The Asian tiger mosquito (Aedes albopictus), carries dengue fever and has established itself in 13 European countries as of 2023: Italy, France, Spain, Malta, Monaco, San Marino, Gibraltar, Liechtenstein, Switzerland, Germany, Austria, Greece and Portugal.

The insect is increasingly widespread: nine of the 10 most hospitable years for disease transmission have occurred since 2000, and the number of dengue fever cases reported to the WHO has increased eightfold in the past two decades, from 500,000 in 2000 to over 5 million in 2019.

Lowe said climate breakdown will greatly amplify this spread as droughts follow floods:

Droughts and floods linked to climate change can lead to greater transmission of the virus, with stored water providing additional breeding grounds for mosquitoes. Lessons from previous outbreaks underscore the importance of assessing future disease risks and preparing contingencies for future outbreaks.”says Rachel Lowe.

She said if the current trajectory of high carbon emissions and population growth continued, the number of people living in areas with mosquito-borne diseases would double to 4.7 billion by the end of the century.

Lowe added: “With climate change looking so difficult to tackle, we can expect to see more cases and possibly deaths from diseases like dengue and malaria in continental Europe. We need to anticipate outbreaks and intervene early to prevent disease from occurring in the first place. Efforts must focus on improving surveillance with early warning and response systemshate similar to those seen in other parts of the world, to direct scarce resources more effectively to areas most at risk,

to control and prevent disease outbreaks and save lives.”

Climate deterioration is also amplifying the threat posed by antimicrobial resistance, warns another specialist, who will be present at the conference.

Prof Sabiha Essack, head of the antimicrobial resistance unit at the University of KwaZulu-Natal in South Africa, said climate breakdown is a “threat multiplier” for antimicrobial resistance:

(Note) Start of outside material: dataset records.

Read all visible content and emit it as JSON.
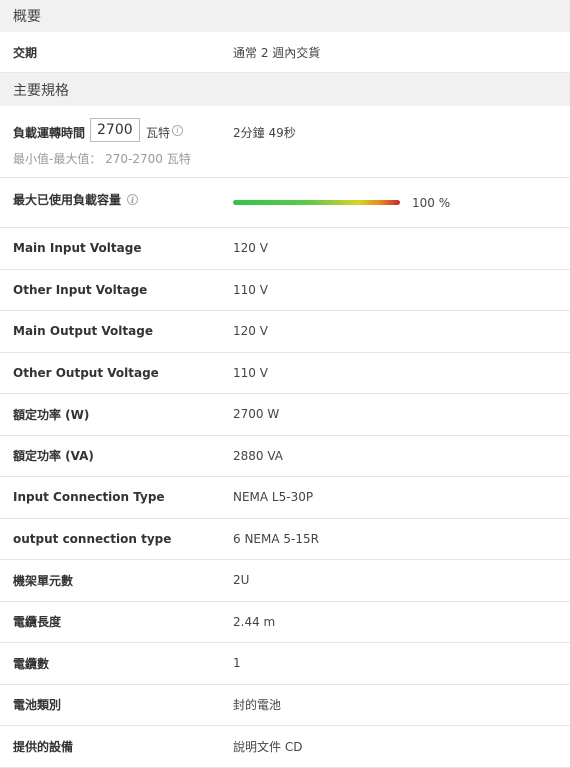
{
  "overview": {
    "title": "概要",
    "delivery_label": "交期",
    "delivery_value": "通常 2 週內交貨"
  },
  "specs": {
    "title": "主要規格",
    "runtime": {
      "label": "負載運轉時間",
      "input_value": "2700",
      "unit": "瓦特",
      "range_hint": "最小值-最大值： 270-2700 瓦特",
      "result": "2分鐘 49秒"
    },
    "max_load": {
      "label": "最大已使用負載容量",
      "percent_text": "100 %",
      "fill_percent": 100
    },
    "rows": [
      {
        "label": "Main Input Voltage",
        "value": "120 V"
      },
      {
        "label": "Other Input Voltage",
        "value": "110 V"
      },
      {
        "label": "Main Output Voltage",
        "value": "120 V"
      },
      {
        "label": "Other Output Voltage",
        "value": "110 V"
      },
      {
        "label": "額定功率 (W)",
        "value": "2700 W"
      },
      {
        "label": "額定功率 (VA)",
        "value": "2880 VA"
      },
      {
        "label": "Input Connection Type",
        "value": "NEMA L5-30P"
      },
      {
        "label": "output connection type",
        "value": "6 NEMA 5-15R"
      },
      {
        "label": "機架單元數",
        "value": "2U"
      },
      {
        "label": "電纜長度",
        "value": "2.44 m"
      },
      {
        "label": "電纜數",
        "value": "1"
      },
      {
        "label": "電池類別",
        "value": "封的電池"
      },
      {
        "label": "提供的設備",
        "value": "說明文件 CD"
      }
    ]
  },
  "icons": {
    "info": "info-icon"
  },
  "colors": {
    "section_header_bg": "#f1f1f1",
    "bar_start": "#35c24a",
    "bar_mid": "#d8d22a",
    "bar_end": "#c8262b"
  }
}
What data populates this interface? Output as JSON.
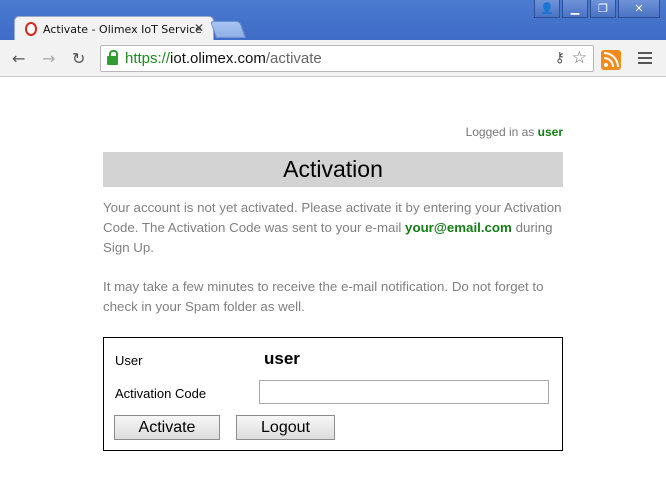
{
  "browser": {
    "tab_title": "Activate - Olimex IoT Service",
    "url": {
      "scheme": "https://",
      "host": "iot.olimex.com",
      "path": "/activate"
    },
    "window_buttons": [
      "user-icon",
      "minimize-icon",
      "maximize-icon",
      "close-icon"
    ]
  },
  "header": {
    "logged_in_prefix": "Logged in as ",
    "username": "user"
  },
  "page": {
    "title": "Activation",
    "paragraph1_before": "Your account is not yet activated. Please activate it by entering your Activation Code. The Activation Code was sent to your e-mail ",
    "email": "your@email.com",
    "paragraph1_after": " during Sign Up.",
    "paragraph2": "It may take a few minutes to receive the e-mail notification. Do not forget to check in your Spam folder as well."
  },
  "form": {
    "user_label": "User",
    "user_value": "user",
    "code_label": "Activation Code",
    "code_value": "",
    "activate_button": "Activate",
    "logout_button": "Logout"
  },
  "colors": {
    "accent_green": "#157c15",
    "heading_bg": "#d3d3d3"
  }
}
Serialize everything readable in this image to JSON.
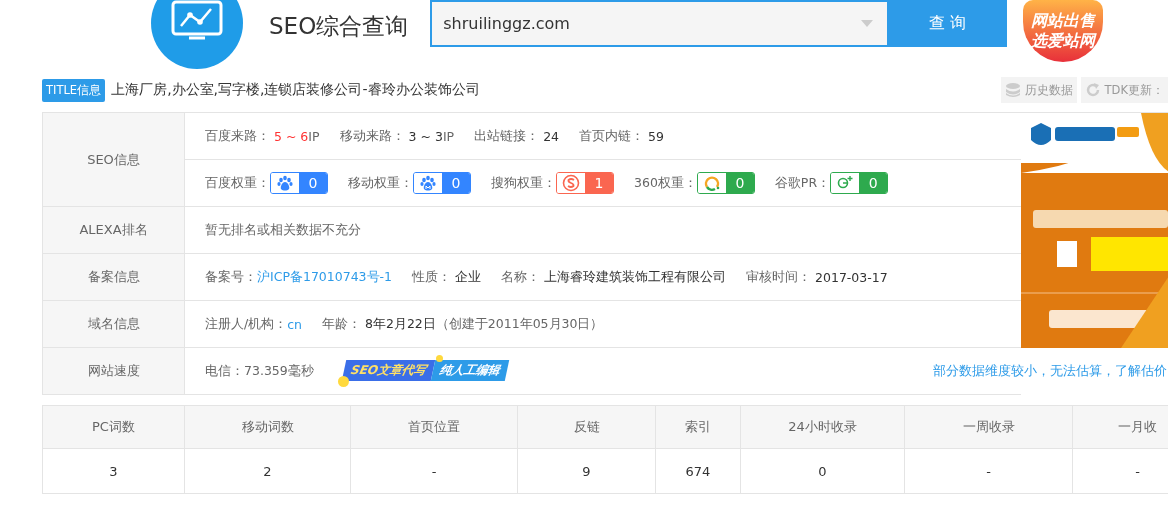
{
  "header": {
    "title": "SEO综合查询",
    "search": {
      "value": "shruilinggz.com"
    },
    "search_button": "查 询",
    "promo_logo": [
      "网站出售",
      "选爱站网"
    ]
  },
  "title_info": {
    "badge": "TITLE信息",
    "text": "上海厂房,办公室,写字楼,连锁店装修公司-睿玲办公装饰公司",
    "buttons": [
      {
        "label": "历史数据",
        "kind": "history"
      },
      {
        "label": "TDK更新：",
        "kind": "refresh"
      }
    ]
  },
  "info_rows": [
    {
      "label": "SEO信息",
      "lines": [
        [
          {
            "kind": "pair",
            "key": "百度来路：",
            "value": "5 ~ 6",
            "unit": " IP",
            "color": "#ff3333"
          },
          {
            "kind": "pair",
            "key": "移动来路：",
            "value": "3 ~ 3",
            "unit": " IP",
            "color": "#333333"
          },
          {
            "kind": "pair",
            "key": "出站链接：",
            "value": "24",
            "color": "#333333"
          },
          {
            "kind": "pair",
            "key": "首页内链：",
            "value": "59",
            "color": "#333333"
          }
        ],
        [
          {
            "kind": "baidu",
            "key": "百度权重：",
            "value": "0",
            "color": "#3385ff"
          },
          {
            "kind": "baidumobile",
            "key": "移动权重：",
            "value": "0",
            "color": "#3385ff"
          },
          {
            "kind": "sogou",
            "key": "搜狗权重：",
            "value": "1",
            "color": "#fa6650"
          },
          {
            "kind": "so360",
            "key": "360权重：",
            "value": "0",
            "color": "#2eaa4e"
          },
          {
            "kind": "google",
            "key": "谷歌PR：",
            "value": "0",
            "color": "#2eaa4e"
          }
        ]
      ]
    },
    {
      "label": "ALEXA排名",
      "lines": [
        [
          {
            "kind": "note",
            "text": "暂无排名或相关数据不充分"
          }
        ]
      ]
    },
    {
      "label": "备案信息",
      "lines": [
        [
          {
            "kind": "link",
            "key": "备案号：",
            "value": "沪ICP备17010743号-1"
          },
          {
            "kind": "pair",
            "key": "性质：",
            "value": "企业",
            "color": "#333333"
          },
          {
            "kind": "pair",
            "key": "名称：",
            "value": "上海睿玲建筑装饰工程有限公司",
            "color": "#333333"
          },
          {
            "kind": "pair",
            "key": "审核时间：",
            "value": "2017-03-17",
            "color": "#333333"
          }
        ]
      ]
    },
    {
      "label": "域名信息",
      "lines": [
        [
          {
            "kind": "link",
            "key": "注册人/机构：",
            "value": "cn"
          },
          {
            "kind": "pair",
            "key": "年龄：",
            "value": "8年2月22日",
            "unit": "（创建于2011年05月30日）",
            "color": "#333333"
          }
        ]
      ]
    },
    {
      "label": "网站速度",
      "lines": [
        [
          {
            "kind": "note",
            "text": "电信：73.359毫秒"
          },
          {
            "kind": "banner",
            "parts": [
              "SEO文章代写",
              "纯人工编辑"
            ]
          },
          {
            "kind": "hint",
            "text": "部分数据维度较小，无法估算，了解估价"
          }
        ]
      ]
    }
  ],
  "stats": {
    "columns": [
      "PC词数",
      "移动词数",
      "首页位置",
      "反链",
      "索引",
      "24小时收录",
      "一周收录",
      "一月收"
    ],
    "values": [
      "3",
      "2",
      "-",
      "9",
      "674",
      "0",
      "-",
      "-"
    ]
  }
}
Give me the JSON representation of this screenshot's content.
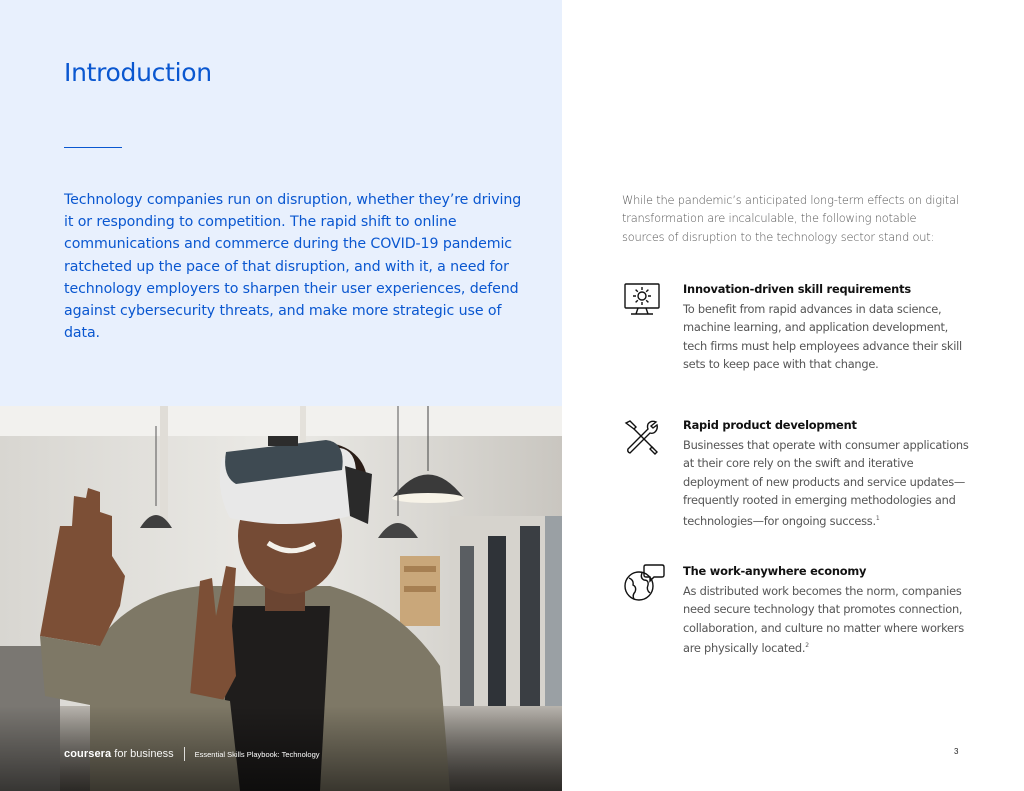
{
  "intro_panel": {
    "title": "Introduction",
    "body": "Technology companies run on disruption, whether they’re driving it or responding to competition. The rapid shift to online communications and commerce during the COVID-19 pandemic ratcheted up the pace of that disruption, and with it, a need for technology employers to sharpen their user experiences, defend against cybersecurity threats, and make more strategic use of data."
  },
  "right_column": {
    "intro": "While the pandemic’s anticipated long-term effects on digital transformation are incalculable, the following notable sources of disruption to the technology sector stand out:",
    "items": [
      {
        "icon": "computer-gear-icon",
        "heading": "Innovation-driven skill requirements",
        "body": "To benefit from rapid advances in data science, machine learning, and application development, tech firms must help employees advance their skill sets to keep pace with that change.",
        "footnote": ""
      },
      {
        "icon": "tools-icon",
        "heading": "Rapid product development",
        "body": "Businesses that operate with consumer applications at their core rely on the swift and iterative deployment of new products and service updates—frequently rooted in emerging methodologies and technologies—for ongoing success.",
        "footnote": "1"
      },
      {
        "icon": "globe-chat-icon",
        "heading": "The work-anywhere economy",
        "body": "As distributed work becomes the norm, companies need secure technology that promotes connection, collaboration, and culture no matter where workers are physically located.",
        "footnote": "2"
      }
    ]
  },
  "footer": {
    "brand": "coursera",
    "brand_suffix": "for business",
    "doc_title": "Essential Skills Playbook: Technology",
    "page_number": "3"
  },
  "colors": {
    "accent_blue": "#0a57d0",
    "panel_bg": "#e8f0fd"
  }
}
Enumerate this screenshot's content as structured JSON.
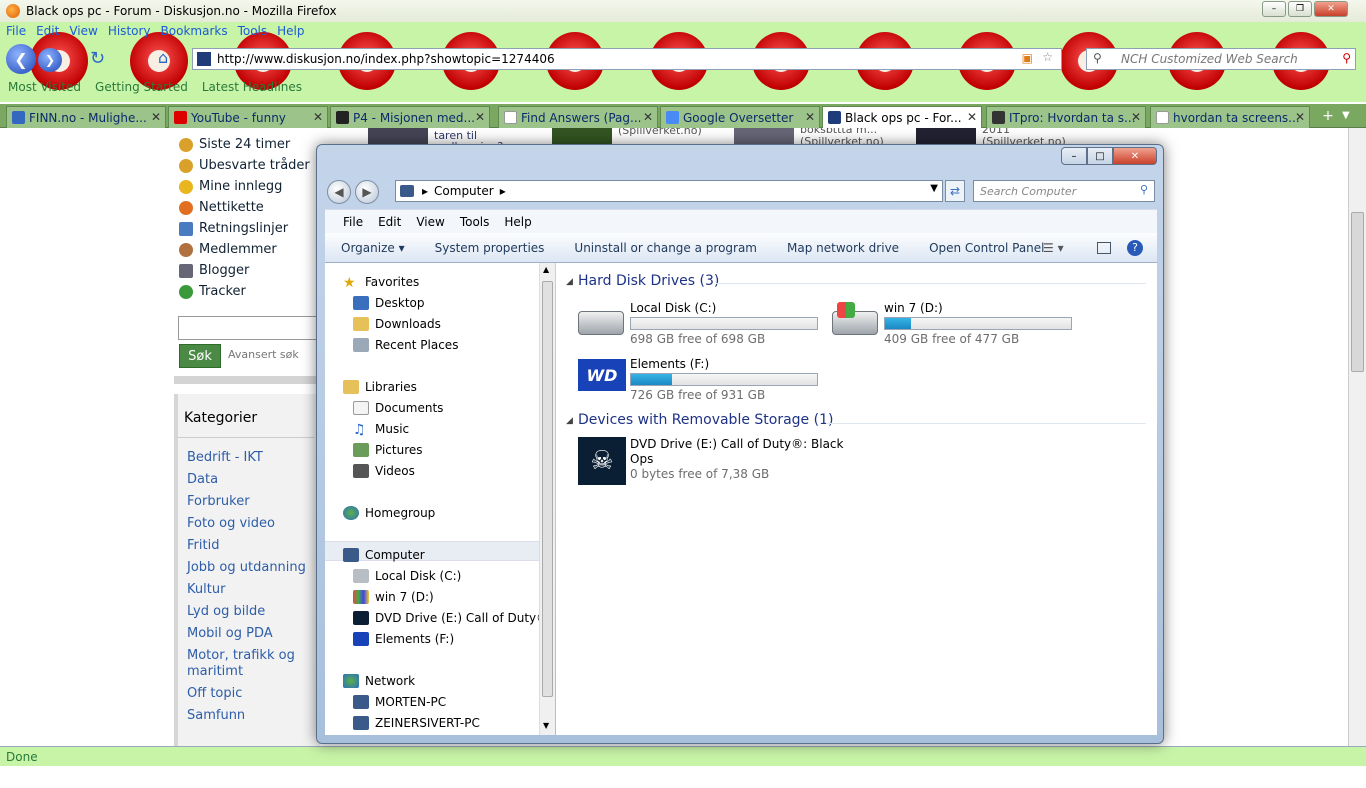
{
  "firefox": {
    "window_title": "Black ops pc - Forum - Diskusjon.no - Mozilla Firefox",
    "menu": [
      "File",
      "Edit",
      "View",
      "History",
      "Bookmarks",
      "Tools",
      "Help"
    ],
    "url": "http://www.diskusjon.no/index.php?showtopic=1274406",
    "search_placeholder": "NCH Customized Web Search",
    "bookmarks": [
      "Most Visited",
      "Getting Started",
      "Latest Headlines"
    ],
    "tabs": [
      {
        "label": "FINN.no - Mulighe..."
      },
      {
        "label": "YouTube - funny"
      },
      {
        "label": "P4 - Misjonen med..."
      },
      {
        "label": "Find Answers (Pag..."
      },
      {
        "label": "Google Oversetter"
      },
      {
        "label": "Black ops pc - For..."
      },
      {
        "label": "ITpro: Hvordan ta s..."
      },
      {
        "label": "hvordan ta screens..."
      }
    ],
    "status": "Done"
  },
  "forum": {
    "nav": [
      "Siste 24 timer",
      "Ubesvarte tråder",
      "Mine innlegg",
      "Nettikette",
      "Retningslinjer",
      "Medlemmer",
      "Blogger",
      "Tracker"
    ],
    "search_button": "Søk",
    "advanced_search": "Avansert søk",
    "categories_title": "Kategorier",
    "categories": [
      "Bedrift - IKT",
      "Data",
      "Forbruker",
      "Foto og video",
      "Fritid",
      "Jobb og utdanning",
      "Kultur",
      "Lyd og bilde",
      "Mobil og PDA",
      "Motor, trafikk og maritimt",
      "Off topic",
      "Samfunn"
    ],
    "bg_snippets": [
      "taren til melkeveien?",
      "(Spillverket.no)",
      "boksbttta m... (Spillverket.no)",
      "2011 (Spillverket.no)"
    ]
  },
  "explorer": {
    "address": "Computer",
    "search_placeholder": "Search Computer",
    "menu": [
      "File",
      "Edit",
      "View",
      "Tools",
      "Help"
    ],
    "commands": [
      "Organize",
      "System properties",
      "Uninstall or change a program",
      "Map network drive",
      "Open Control Panel"
    ],
    "tree": {
      "favorites": {
        "label": "Favorites",
        "items": [
          "Desktop",
          "Downloads",
          "Recent Places"
        ]
      },
      "libraries": {
        "label": "Libraries",
        "items": [
          "Documents",
          "Music",
          "Pictures",
          "Videos"
        ]
      },
      "homegroup": "Homegroup",
      "computer": {
        "label": "Computer",
        "items": [
          "Local Disk (C:)",
          "win 7 (D:)",
          "DVD Drive (E:) Call of Duty®: Bl",
          "Elements (F:)"
        ]
      },
      "network": {
        "label": "Network",
        "items": [
          "MORTEN-PC",
          "ZEINERSIVERT-PC"
        ]
      }
    },
    "groups": {
      "hdd": "Hard Disk Drives (3)",
      "removable": "Devices with Removable Storage (1)"
    },
    "drives": [
      {
        "name": "Local Disk (C:)",
        "free": "698 GB free of 698 GB",
        "used_fraction": 0.0
      },
      {
        "name": "win 7 (D:)",
        "free": "409 GB free of 477 GB",
        "used_fraction": 0.14
      },
      {
        "name": "Elements (F:)",
        "free": "726 GB free of 931 GB",
        "used_fraction": 0.22
      }
    ],
    "dvd": {
      "name_line1": "DVD Drive (E:) Call of Duty®: Black",
      "name_line2": "Ops",
      "free": "0 bytes free of 7,38 GB"
    },
    "colors": {
      "accent": "#1e3287",
      "bar": "#1a88c4"
    }
  }
}
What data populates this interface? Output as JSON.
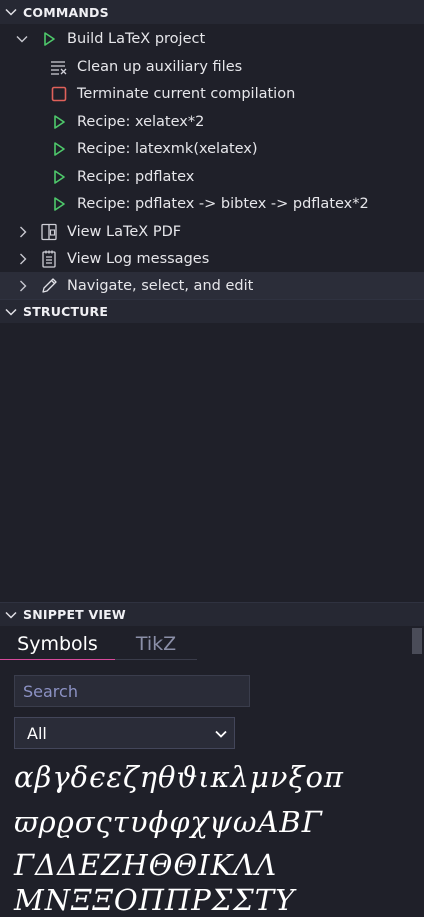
{
  "commands": {
    "header": "COMMANDS",
    "build": "Build LaTeX project",
    "clean": "Clean up auxiliary files",
    "terminate": "Terminate current compilation",
    "recipes": [
      "Recipe: xelatex*2",
      "Recipe: latexmk(xelatex)",
      "Recipe: pdflatex",
      "Recipe: pdflatex -> bibtex -> pdflatex*2"
    ],
    "view_pdf": "View LaTeX PDF",
    "view_log": "View Log messages",
    "navigate": "Navigate, select, and edit"
  },
  "structure": {
    "header": "STRUCTURE"
  },
  "snippet": {
    "header": "SNIPPET VIEW",
    "tabs": [
      "Symbols",
      "TikZ"
    ],
    "search_placeholder": "Search",
    "filter_value": "All",
    "symbol_rows": [
      "αβγδϵεζηθϑικλμνξοπ",
      "ϖρϱσςτυϕφχψωABΓ",
      "ΓΔΔEZHΘΘIKΛΛ",
      "MNΞΞOΠΠPΣΣTΥ"
    ]
  },
  "colors": {
    "play": "#4ec96b",
    "stop": "#e0615a",
    "accent": "#d64b9c"
  }
}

Climate change compromises the ecological and environmental integrity of living systems and enables agentstheir pathogenic to provoh

more and more diseases. Impacts on water systems, food-producing animals and crops threaten the global food supply. Human activities associated with population growth and transportation, along with climate change, are increasing antibiotic resistance and the spread of waterborne and vector-borne diseases of humans, animals and plants.”Essack concluded.